• Work task:
Locate the lines of the listing below that hold "note", then copy each of them.

BEGIN Dataset extract

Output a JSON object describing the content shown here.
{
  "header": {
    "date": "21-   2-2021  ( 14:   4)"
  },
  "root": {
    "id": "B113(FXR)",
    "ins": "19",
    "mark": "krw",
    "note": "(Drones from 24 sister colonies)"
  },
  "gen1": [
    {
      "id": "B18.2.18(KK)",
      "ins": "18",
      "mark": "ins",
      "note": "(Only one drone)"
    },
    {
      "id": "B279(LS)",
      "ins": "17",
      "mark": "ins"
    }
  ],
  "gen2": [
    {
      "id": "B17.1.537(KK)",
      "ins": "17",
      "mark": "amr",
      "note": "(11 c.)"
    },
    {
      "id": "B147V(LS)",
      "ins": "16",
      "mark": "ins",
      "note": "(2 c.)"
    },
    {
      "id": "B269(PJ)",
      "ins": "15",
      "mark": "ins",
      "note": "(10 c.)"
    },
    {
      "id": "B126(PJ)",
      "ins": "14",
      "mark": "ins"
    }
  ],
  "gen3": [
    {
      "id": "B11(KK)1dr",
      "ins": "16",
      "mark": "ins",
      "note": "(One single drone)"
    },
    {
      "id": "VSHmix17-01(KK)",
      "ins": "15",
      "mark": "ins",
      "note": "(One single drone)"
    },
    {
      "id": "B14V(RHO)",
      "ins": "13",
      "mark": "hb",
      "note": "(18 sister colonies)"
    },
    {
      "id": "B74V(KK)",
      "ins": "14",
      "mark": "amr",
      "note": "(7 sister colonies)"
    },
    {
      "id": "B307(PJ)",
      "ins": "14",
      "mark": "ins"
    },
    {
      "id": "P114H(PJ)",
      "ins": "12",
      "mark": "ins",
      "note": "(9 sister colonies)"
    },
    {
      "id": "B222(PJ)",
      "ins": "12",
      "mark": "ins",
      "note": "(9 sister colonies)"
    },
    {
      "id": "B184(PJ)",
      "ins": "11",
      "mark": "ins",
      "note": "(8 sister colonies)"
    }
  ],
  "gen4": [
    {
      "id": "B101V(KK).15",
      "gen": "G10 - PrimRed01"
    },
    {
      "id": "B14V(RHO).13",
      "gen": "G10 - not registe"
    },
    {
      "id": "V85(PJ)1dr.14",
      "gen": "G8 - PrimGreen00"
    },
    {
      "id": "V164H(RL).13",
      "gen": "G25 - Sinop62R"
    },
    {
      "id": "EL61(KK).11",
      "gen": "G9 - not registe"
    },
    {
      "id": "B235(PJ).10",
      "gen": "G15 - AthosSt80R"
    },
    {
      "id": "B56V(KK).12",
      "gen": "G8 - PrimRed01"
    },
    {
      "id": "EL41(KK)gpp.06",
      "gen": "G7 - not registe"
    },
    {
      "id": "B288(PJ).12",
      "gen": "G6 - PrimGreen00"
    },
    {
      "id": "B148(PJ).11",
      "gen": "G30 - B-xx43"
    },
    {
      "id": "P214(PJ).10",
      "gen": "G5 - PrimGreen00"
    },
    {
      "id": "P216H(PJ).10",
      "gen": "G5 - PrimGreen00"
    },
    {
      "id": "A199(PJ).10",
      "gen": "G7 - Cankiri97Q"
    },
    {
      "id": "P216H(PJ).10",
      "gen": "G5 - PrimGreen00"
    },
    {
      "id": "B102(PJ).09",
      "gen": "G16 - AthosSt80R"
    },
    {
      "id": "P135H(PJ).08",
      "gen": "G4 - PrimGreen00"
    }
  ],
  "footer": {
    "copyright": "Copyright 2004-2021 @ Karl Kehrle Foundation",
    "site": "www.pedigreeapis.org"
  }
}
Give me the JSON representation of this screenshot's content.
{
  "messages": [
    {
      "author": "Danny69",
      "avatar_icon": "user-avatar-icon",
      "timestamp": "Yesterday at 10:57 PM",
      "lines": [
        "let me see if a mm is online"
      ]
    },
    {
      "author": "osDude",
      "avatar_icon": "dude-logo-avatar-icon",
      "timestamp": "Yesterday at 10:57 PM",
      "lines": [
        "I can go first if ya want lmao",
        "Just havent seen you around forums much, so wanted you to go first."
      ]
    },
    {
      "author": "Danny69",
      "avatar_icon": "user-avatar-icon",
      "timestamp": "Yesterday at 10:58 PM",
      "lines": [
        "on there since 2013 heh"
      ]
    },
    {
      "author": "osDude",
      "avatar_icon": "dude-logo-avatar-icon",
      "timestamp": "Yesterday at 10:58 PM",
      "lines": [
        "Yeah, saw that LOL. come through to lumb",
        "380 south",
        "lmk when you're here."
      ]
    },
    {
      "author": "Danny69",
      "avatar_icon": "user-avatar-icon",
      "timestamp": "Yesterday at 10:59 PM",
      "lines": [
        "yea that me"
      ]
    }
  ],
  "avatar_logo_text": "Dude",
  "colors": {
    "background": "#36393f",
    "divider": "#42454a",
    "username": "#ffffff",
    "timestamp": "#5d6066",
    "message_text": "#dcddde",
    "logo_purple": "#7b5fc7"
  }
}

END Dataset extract

• Answer for this exercise:
    "note": "(Drones from 24 sister colonies)"
      "note": "(Only one drone)"
      "note": "(11 c.)"
      "note": "(2 c.)"
      "note": "(10 c.)"
      "note": "(One single drone)"
      "note": "(One single drone)"
      "note": "(18 sister colonies)"
      "note": "(7 sister colonies)"
      "note": "(9 sister colonies)"
      "note": "(9 sister colonies)"
      "note": "(8 sister colonies)"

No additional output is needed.